Young people are more likely to report Covid-19 reinfection, according to a study published in the preprint server MedRxiv.
The authors of the study, including those from Mount Sinai, the Naval Research Centre, examined 3,249 young, healthy, mostly male Marine recruits between the ages of 18-20 before they started basic training.
Of the 189 participants that tested positive for antibodies, 19 ended up testing positive for the virus six weeks later, according to the study.
“Our findings indicate that reinfection by SARS-CoV-2 in healthy young adults is common,” said Mount Sinai’s Dr Stuart Sealfon in a release.
The researchers noted that though “antibodies induced by infection to SARS-CoV-2 are largely protective, they do not guarantee effective immunity against subsequent infection.”
The results revealed that of the 19 recruits who were reinjected, 84.2 per cent, or 16 of them, didn’t show any symptoms at all.
Researchers noted that overall, many young people who contract the virus tend to be asymptomatic or have few symptoms. This can lead to a less robust immune memory response.
“This could lead to higher overall rates of re-infection among this population compared to other populations,” researchers wrote.

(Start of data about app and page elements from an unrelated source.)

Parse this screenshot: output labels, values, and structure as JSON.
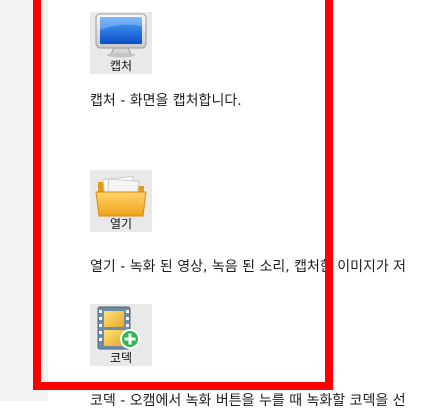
{
  "items": [
    {
      "icon_name": "monitor-icon",
      "label": "캡처",
      "description": "캡처 - 화면을 캡처합니다."
    },
    {
      "icon_name": "folder-icon",
      "label": "열기",
      "description": "열기 - 녹화 된 영상, 녹음 된 소리, 캡처한 이미지가 저"
    },
    {
      "icon_name": "film-add-icon",
      "label": "코덱",
      "description": "코덱 - 오캠에서 녹화 버튼을 누를 때 녹화할 코덱을 선"
    }
  ],
  "colors": {
    "highlight_frame": "#ff0000",
    "gutter": "#f3f3f3"
  }
}
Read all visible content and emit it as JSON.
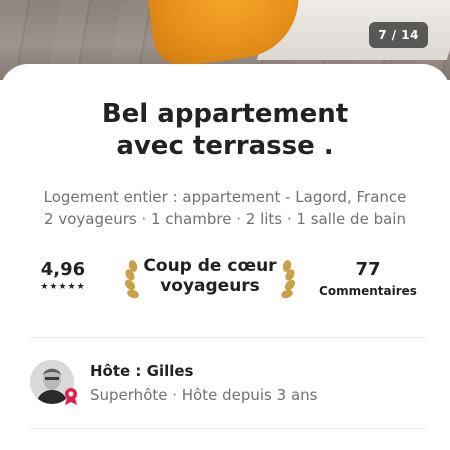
{
  "photo": {
    "counter": "7 / 14"
  },
  "listing": {
    "title_line1": "Bel appartement",
    "title_line2": "avec terrasse .",
    "subtitle_line1": "Logement entier : appartement - Lagord, France",
    "subtitle_line2": "2 voyageurs · 1 chambre · 2 lits · 1 salle de bain"
  },
  "stats": {
    "rating": "4,96",
    "stars": "★★★★★",
    "stars_count": 5,
    "favorite_line1": "Coup de cœur",
    "favorite_line2": "voyageurs",
    "reviews_count": "77",
    "reviews_label": "Commentaires"
  },
  "host": {
    "name": "Hôte : Gilles",
    "meta": "Superhôte · Hôte depuis 3 ans"
  },
  "colors": {
    "text_primary": "#222222",
    "text_secondary": "#717171",
    "accent_superhost": "#e61e4d",
    "laurel_gold": "#c8a046"
  }
}
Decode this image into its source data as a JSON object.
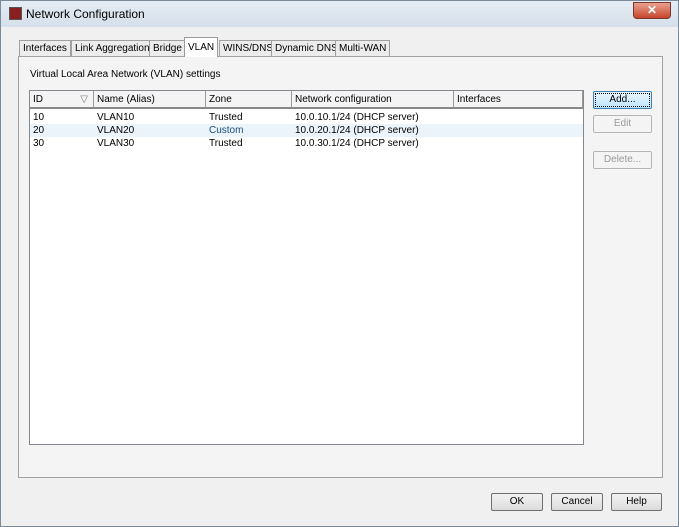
{
  "window": {
    "title": "Network Configuration",
    "close": "✕"
  },
  "tabs": [
    "Interfaces",
    "Link Aggregation",
    "Bridge",
    "VLAN",
    "WINS/DNS",
    "Dynamic DNS",
    "Multi-WAN"
  ],
  "active_tab": "VLAN",
  "caption": "Virtual Local Area Network (VLAN) settings",
  "table": {
    "columns": [
      "ID",
      "Name (Alias)",
      "Zone",
      "Network configuration",
      "Interfaces"
    ],
    "sort_icon": "▽",
    "rows": [
      [
        "10",
        "VLAN10",
        "Trusted",
        "10.0.10.1/24 (DHCP server)",
        ""
      ],
      [
        "20",
        "VLAN20",
        "Custom",
        "10.0.20.1/24 (DHCP server)",
        ""
      ],
      [
        "30",
        "VLAN30",
        "Trusted",
        "10.0.30.1/24 (DHCP server)",
        ""
      ]
    ]
  },
  "side_buttons": {
    "add": "Add...",
    "edit": "Edit",
    "delete": "Delete..."
  },
  "footer": {
    "ok": "OK",
    "cancel": "Cancel",
    "help": "Help"
  },
  "colors": {
    "custom_zone": "#1a4f7a",
    "selected_row": "#ebf3fb"
  }
}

They added that those who are reinfected could “have a similar capacity” to transmit the infection as those who are infected the first time.
The researchers also pointed out that little is known about vaccine immunity and said it is “possible that both previously infected and vaccinated individuals may later become infected” again.
The researchers concluded that young adults “can be an important source of transmission to more vulnerable populations.”